As many eaters of bread came to understand that white bread is a nutritional equivalent of Pixy Stix—the nutritious, fibrous shell of the wheat having been removed, leaving us with only the inner starch, which our bodies almost instantly turn into sugar—it needed some rebranding.
Multigrain is now often used to imply wholesomeness, a virtue to which it often has no claim. Containing the flour of multiple grains does not mean containing whole grains. When millers leave the grain intact before milling, this is whole grain flour. It contains fiber, appeasing the pancreas and microbes that demand it for optimal performance. So, the term to look for is 100 percent whole wheat. (Or wholegrain, though the grain is usually wheat.)
It’s not because they’re inherently harsher leaders than men, but because they often respond to sexism by trying to distance themselves from other women.
There are two dominant cultural ideas about the role women play in helping other women advance at work, and they are seemingly at odds: the Righteous Woman and the Queen Bee.
The Righteous Woman is an ideal, a belief that women have a distinct moral obligation to have one another’s backs. This kind of sentiment is best typified by Madeleine Albright’s now famous quote, “There is a special place in hell for women who don’t help each other!” The basic idea is that since all women experience sexism, they should be more attuned to the gendered barriers that other women face. In turn, this heightened awareness should lead women to foster alliances and actively support one another. If women don’t help each other, this is an even worse form of betrayal than those committed by men. And hence, the special place in hell reserved for those women.
How much do you really need to say to put a sentence together?

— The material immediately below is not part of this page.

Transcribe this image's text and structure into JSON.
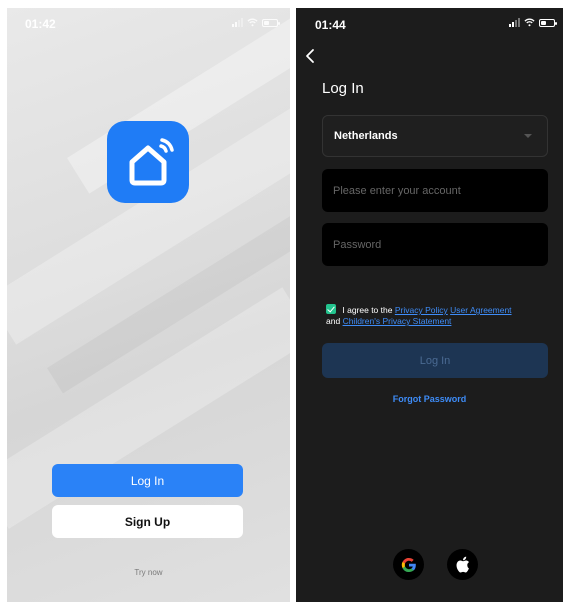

Just as fish presumably don’t know they’re wet, many English speakers don’t know that the way their language works is just one of endless ways it could have come out. It’s easy to think that what one’s native language puts words to, and how, reflects the fundamentals of reality.
But languages are strikingly different in the level of detail they require a speaker to provide in order to put a sentence together. In English, for example, here’s a simple sentence that comes to my mind for rather specific reasons related to having small children: “The father said ‘Come here!’” This statement specifies that there is a father, that he conducted the action of speaking in the past, and that he indicated the child should approach him at the location “here.” What else would a language need to do?
A century ago, millions of Americans banded together in defense of white, Christian America and traditional morality—and most of their compatriots turned a blind eye to the Ku Klux Klan.
On August 8, 1925, more than 50,000 members of the Ku Klux Klan paraded through Washington, D.C. Some walked in lines as wide as 20 abreast, while others created formations of the letter K or a Christian cross. A few rode on horseback. Many held American flags. Men and women alike, the marchers carried banners emblazoned with the names of their home states or local chapters, and their procession lasted for more than three hours down a Pennsylvania Avenue lined with spectators. National leaders of the organization were resplendent in colorful satin robes and the rank and file wore white, their regalia adorned with a circular red patch containing a cross with a drop of blood at its center.
Nearly all of the marchers wore pointed hoods, but their faces were clearly visible. In part, that was because officials would sanction the parade only if participants agreed to walk unmasked. But a mask was not really necessary, as most members of the Klan saw little reason to hide their faces. After all, there were millions of them in the United States.